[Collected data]
========================

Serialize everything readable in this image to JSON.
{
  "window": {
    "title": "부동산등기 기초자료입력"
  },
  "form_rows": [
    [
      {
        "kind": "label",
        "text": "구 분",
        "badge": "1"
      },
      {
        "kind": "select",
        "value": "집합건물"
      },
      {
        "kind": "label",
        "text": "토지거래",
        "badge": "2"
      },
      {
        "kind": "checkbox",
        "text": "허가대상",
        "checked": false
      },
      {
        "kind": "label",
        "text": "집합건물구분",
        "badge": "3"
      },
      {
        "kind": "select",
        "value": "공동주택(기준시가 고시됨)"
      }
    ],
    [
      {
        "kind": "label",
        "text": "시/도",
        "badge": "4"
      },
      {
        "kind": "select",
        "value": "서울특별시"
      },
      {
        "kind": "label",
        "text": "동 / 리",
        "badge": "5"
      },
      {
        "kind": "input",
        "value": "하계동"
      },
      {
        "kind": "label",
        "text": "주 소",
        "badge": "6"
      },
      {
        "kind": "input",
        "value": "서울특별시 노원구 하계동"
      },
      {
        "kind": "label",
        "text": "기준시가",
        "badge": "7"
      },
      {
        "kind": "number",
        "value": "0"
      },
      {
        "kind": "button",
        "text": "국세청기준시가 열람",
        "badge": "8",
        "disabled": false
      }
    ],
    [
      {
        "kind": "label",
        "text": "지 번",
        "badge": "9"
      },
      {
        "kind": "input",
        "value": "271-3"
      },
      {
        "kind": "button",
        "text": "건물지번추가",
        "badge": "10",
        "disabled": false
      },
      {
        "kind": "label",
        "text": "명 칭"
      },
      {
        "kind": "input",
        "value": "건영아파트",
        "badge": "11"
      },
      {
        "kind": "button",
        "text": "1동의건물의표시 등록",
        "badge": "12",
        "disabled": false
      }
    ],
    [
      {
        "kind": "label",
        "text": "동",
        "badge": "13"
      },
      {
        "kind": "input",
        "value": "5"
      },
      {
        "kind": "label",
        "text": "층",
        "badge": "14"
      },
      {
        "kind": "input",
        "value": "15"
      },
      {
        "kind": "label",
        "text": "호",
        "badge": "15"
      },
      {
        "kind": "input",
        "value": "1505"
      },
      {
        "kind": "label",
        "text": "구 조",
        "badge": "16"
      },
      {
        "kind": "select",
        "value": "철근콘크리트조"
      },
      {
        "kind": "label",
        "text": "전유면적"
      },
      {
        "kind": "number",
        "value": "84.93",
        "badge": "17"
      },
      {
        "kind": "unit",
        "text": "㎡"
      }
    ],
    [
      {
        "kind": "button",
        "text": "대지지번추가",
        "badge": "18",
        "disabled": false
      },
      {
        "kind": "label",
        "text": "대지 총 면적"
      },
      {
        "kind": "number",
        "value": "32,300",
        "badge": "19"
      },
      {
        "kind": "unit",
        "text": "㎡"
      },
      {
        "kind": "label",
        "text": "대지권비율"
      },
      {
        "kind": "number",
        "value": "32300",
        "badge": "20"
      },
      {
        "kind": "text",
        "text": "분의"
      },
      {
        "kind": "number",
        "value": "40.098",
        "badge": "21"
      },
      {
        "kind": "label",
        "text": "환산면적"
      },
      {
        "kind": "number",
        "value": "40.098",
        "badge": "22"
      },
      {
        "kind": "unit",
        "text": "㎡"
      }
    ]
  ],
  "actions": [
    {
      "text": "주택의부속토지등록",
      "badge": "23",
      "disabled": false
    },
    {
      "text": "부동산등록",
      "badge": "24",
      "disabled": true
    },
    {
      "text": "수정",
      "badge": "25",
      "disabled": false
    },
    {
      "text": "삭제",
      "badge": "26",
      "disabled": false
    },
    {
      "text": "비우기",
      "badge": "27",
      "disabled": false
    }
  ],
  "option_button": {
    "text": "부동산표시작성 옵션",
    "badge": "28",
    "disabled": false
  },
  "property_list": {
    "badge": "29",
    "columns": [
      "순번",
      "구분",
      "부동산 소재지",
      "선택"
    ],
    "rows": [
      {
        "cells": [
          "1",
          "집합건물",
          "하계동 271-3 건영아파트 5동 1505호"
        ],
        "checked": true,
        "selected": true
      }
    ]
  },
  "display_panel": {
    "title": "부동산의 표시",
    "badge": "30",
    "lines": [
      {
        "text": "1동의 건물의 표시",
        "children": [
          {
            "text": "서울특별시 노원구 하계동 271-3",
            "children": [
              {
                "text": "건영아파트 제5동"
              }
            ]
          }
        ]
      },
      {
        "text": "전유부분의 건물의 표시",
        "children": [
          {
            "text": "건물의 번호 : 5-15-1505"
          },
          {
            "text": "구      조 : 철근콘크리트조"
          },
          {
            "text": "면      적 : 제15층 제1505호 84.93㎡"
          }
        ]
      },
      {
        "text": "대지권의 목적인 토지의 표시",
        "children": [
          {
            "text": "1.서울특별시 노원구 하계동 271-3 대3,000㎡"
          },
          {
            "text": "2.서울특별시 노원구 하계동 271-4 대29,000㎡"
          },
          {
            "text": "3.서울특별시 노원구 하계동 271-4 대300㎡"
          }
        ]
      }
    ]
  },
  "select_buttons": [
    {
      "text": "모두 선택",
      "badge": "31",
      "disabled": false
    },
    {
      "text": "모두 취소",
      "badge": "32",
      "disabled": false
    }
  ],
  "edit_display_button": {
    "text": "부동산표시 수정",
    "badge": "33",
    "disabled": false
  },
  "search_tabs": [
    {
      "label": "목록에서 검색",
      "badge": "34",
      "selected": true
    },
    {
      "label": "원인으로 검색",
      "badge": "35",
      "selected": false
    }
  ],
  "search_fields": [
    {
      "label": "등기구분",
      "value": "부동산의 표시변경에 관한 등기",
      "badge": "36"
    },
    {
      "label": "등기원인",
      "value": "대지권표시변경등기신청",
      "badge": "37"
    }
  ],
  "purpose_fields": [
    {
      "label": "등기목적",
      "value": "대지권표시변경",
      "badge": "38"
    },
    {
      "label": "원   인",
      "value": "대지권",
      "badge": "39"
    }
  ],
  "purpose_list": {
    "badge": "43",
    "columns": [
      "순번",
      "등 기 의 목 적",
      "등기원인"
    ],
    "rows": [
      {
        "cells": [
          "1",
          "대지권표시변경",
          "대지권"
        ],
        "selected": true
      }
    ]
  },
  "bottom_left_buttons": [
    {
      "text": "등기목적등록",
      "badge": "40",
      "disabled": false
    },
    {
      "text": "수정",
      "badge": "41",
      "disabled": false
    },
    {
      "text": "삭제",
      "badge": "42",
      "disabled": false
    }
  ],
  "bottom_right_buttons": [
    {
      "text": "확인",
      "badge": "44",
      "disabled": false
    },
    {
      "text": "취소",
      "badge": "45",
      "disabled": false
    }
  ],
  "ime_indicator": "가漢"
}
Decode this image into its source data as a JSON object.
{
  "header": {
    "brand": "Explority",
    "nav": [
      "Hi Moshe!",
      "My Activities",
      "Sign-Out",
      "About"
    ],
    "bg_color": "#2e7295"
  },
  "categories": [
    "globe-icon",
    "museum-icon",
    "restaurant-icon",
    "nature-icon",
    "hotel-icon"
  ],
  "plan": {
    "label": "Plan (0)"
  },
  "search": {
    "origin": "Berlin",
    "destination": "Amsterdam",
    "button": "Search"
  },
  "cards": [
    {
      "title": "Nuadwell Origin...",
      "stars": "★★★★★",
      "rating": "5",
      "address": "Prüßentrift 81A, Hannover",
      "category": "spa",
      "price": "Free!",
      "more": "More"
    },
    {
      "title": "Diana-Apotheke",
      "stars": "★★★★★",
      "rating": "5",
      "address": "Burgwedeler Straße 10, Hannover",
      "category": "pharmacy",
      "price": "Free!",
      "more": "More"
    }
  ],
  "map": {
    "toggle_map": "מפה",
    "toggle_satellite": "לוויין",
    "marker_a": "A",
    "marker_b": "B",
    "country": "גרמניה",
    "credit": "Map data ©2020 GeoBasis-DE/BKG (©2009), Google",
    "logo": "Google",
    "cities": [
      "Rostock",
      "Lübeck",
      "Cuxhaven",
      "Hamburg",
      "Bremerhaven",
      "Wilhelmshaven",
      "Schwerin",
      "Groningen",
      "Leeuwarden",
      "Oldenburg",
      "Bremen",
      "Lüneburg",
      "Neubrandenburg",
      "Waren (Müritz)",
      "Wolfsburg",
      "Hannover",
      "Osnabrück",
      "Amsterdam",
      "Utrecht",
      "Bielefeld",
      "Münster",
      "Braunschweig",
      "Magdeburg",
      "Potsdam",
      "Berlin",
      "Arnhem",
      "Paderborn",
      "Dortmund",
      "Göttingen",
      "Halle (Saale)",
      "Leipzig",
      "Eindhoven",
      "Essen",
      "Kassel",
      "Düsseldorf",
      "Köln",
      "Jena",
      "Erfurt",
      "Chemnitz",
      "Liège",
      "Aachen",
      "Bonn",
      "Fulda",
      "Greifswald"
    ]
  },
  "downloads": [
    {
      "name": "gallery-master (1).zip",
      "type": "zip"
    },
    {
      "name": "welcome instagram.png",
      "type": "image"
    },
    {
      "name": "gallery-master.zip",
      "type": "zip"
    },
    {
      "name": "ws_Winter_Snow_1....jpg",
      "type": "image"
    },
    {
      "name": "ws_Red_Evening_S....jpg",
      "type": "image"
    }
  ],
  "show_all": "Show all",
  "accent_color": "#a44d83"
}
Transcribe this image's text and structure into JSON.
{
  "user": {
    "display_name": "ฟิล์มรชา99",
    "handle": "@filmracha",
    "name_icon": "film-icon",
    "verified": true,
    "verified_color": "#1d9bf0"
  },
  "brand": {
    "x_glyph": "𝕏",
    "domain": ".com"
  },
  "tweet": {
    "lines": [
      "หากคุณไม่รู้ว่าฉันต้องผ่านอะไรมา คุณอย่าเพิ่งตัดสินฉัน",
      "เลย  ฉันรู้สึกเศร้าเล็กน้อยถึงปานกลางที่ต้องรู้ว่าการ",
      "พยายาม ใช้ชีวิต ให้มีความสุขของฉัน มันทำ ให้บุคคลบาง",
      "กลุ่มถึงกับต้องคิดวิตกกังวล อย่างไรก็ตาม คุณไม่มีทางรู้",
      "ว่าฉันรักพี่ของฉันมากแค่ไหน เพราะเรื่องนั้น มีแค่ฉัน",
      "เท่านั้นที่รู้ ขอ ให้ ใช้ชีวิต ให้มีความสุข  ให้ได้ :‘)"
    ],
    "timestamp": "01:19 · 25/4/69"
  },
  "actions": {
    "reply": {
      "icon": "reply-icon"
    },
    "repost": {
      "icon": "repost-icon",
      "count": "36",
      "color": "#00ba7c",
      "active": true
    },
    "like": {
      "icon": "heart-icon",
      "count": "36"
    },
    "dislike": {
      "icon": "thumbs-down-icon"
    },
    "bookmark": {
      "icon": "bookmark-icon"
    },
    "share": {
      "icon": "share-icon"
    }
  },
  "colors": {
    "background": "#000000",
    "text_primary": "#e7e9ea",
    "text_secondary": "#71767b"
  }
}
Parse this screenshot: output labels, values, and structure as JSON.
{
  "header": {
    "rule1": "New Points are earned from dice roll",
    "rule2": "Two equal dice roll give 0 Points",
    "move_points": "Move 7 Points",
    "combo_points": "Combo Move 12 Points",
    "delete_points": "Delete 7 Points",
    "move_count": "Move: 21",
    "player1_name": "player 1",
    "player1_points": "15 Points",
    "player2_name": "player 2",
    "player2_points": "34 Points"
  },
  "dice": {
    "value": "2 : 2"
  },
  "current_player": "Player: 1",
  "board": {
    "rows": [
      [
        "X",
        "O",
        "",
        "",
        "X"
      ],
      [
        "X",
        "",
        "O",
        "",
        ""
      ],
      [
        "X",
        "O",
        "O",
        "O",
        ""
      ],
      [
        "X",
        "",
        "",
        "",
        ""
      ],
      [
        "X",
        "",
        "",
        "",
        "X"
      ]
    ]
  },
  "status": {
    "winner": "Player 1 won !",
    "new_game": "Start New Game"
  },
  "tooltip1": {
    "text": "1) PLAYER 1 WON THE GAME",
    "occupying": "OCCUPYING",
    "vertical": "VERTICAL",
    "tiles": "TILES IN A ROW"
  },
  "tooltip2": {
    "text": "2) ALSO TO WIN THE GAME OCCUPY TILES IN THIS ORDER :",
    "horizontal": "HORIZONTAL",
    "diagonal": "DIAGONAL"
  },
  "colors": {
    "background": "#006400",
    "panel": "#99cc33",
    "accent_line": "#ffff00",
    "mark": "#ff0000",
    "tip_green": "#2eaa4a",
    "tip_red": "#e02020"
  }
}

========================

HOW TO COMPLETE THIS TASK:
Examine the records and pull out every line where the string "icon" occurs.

RESPONSE TO THIS TASK:
    "globe-icon",
    "museum-icon",
    "restaurant-icon",
    "nature-icon",
    "hotel-icon"
    "name_icon": "film-icon",
      "icon": "reply-icon"
      "icon": "repost-icon",
      "icon": "heart-icon",
      "icon": "thumbs-down-icon"
      "icon": "bookmark-icon"
      "icon": "share-icon"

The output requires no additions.